## WHAT THE EXERCISE ASKS
Where a line of the records holds the string "label", copy that line.

## DATA SECTION
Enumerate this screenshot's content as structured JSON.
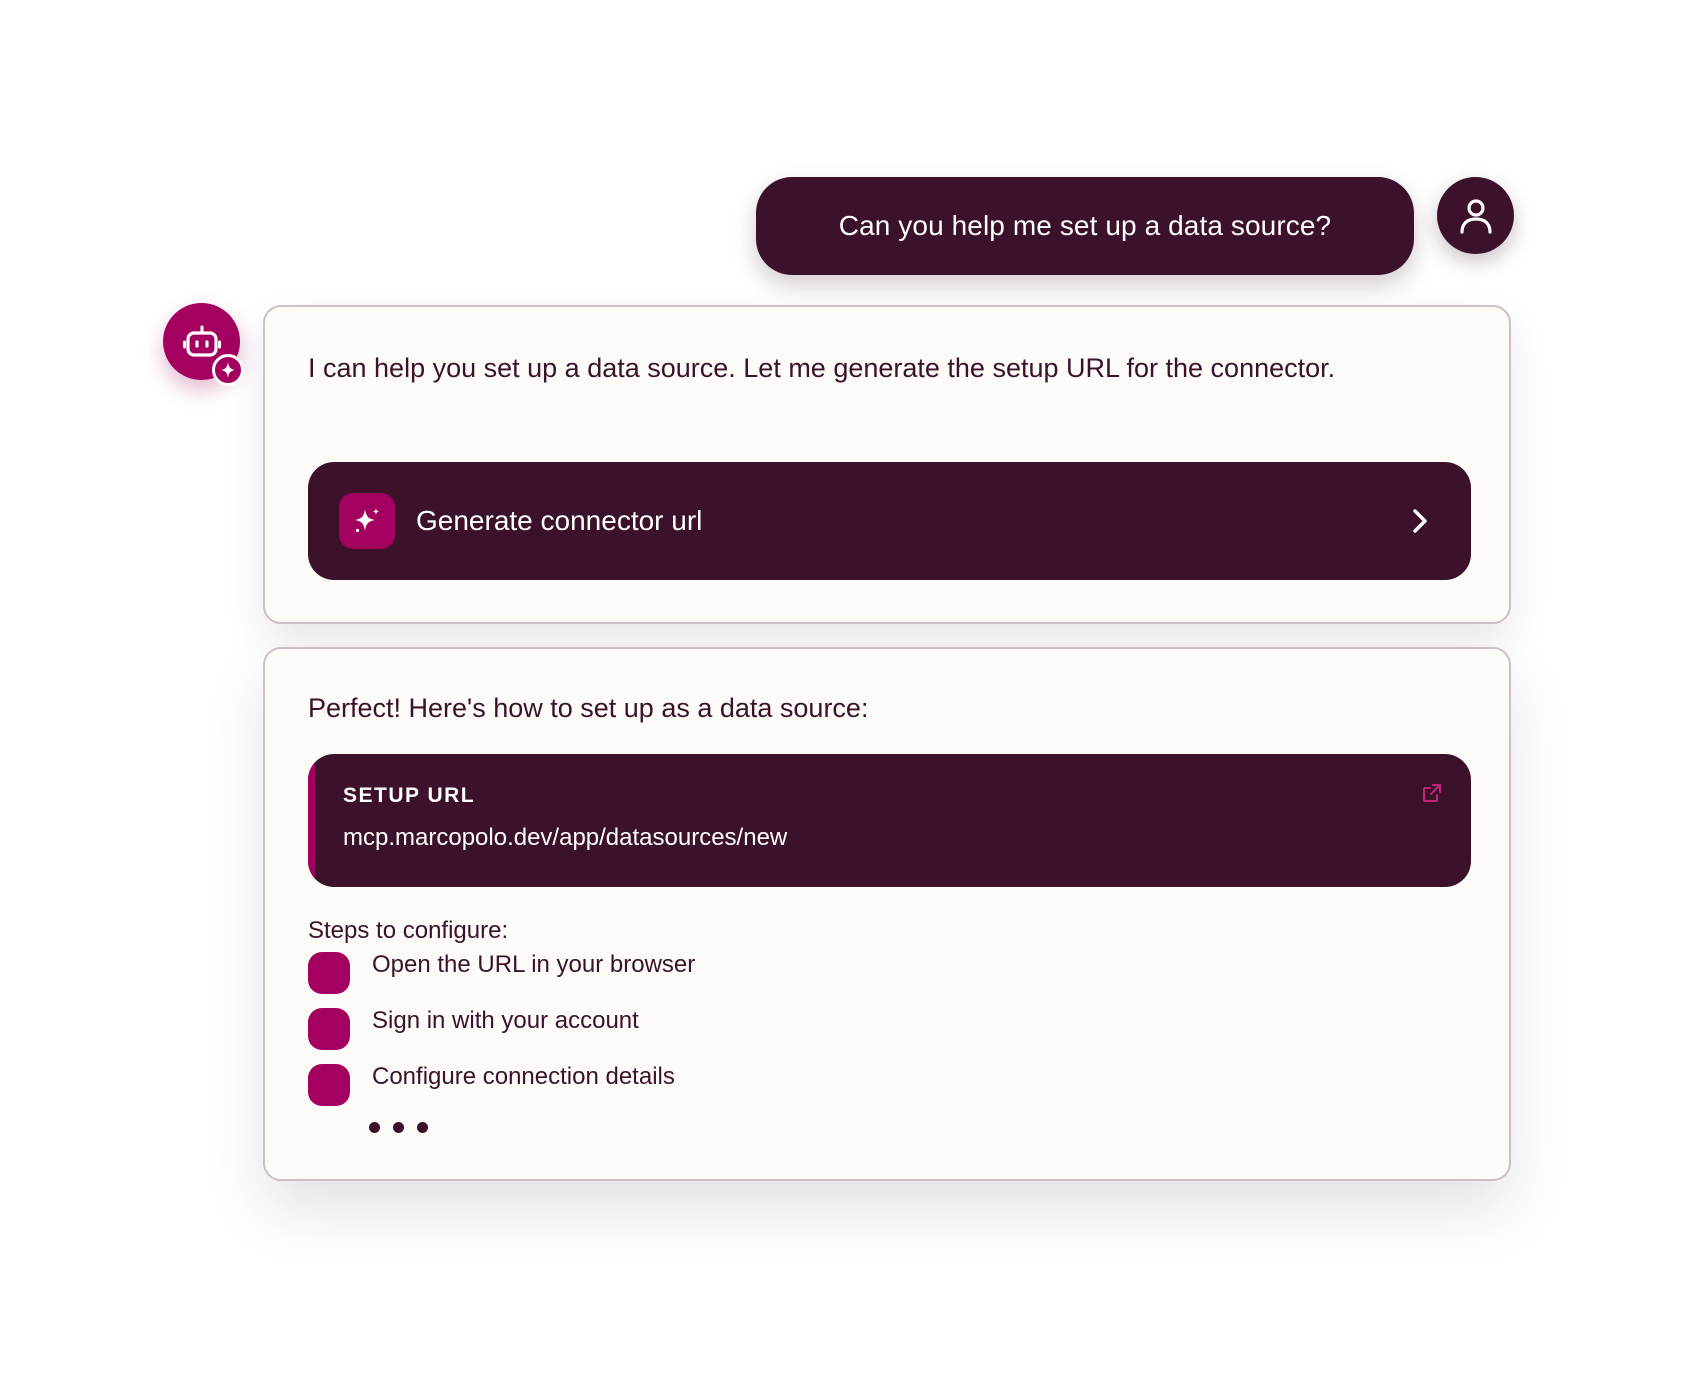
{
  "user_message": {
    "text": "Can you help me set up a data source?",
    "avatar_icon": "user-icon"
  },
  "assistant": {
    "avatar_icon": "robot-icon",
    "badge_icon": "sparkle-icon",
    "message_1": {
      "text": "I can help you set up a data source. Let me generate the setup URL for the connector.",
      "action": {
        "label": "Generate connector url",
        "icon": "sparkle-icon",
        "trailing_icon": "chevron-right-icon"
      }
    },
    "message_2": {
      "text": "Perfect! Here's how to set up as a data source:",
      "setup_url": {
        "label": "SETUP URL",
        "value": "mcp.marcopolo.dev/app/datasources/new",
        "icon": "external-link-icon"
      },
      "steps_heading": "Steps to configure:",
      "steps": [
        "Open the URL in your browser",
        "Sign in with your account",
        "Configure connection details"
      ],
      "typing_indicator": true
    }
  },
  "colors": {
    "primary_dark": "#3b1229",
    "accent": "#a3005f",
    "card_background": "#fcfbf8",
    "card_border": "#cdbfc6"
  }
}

## ANSWER TO THIS PROBLEM
        "label": "Generate connector url",
        "label": "SETUP URL",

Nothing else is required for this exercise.